What you should do >> Read through the records below and copy each line that uses the word "White".

Stored entries:
--------------------------------

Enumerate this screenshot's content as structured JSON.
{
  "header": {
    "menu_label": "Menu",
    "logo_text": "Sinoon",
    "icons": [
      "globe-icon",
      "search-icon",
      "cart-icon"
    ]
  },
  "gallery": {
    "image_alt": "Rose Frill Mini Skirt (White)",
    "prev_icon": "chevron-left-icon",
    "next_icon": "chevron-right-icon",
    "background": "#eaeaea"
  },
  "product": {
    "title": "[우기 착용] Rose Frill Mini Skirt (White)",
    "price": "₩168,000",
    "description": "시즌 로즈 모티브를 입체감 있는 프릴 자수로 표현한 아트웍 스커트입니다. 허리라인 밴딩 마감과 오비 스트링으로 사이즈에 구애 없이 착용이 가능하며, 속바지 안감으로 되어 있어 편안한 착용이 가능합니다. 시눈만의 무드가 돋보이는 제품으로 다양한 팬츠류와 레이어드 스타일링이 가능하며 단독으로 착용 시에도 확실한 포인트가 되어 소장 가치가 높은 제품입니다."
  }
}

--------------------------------

Response box >>
    "image_alt": "Rose Frill Mini Skirt (White)",
    "title": "[우기 착용] Rose Frill Mini Skirt (White)",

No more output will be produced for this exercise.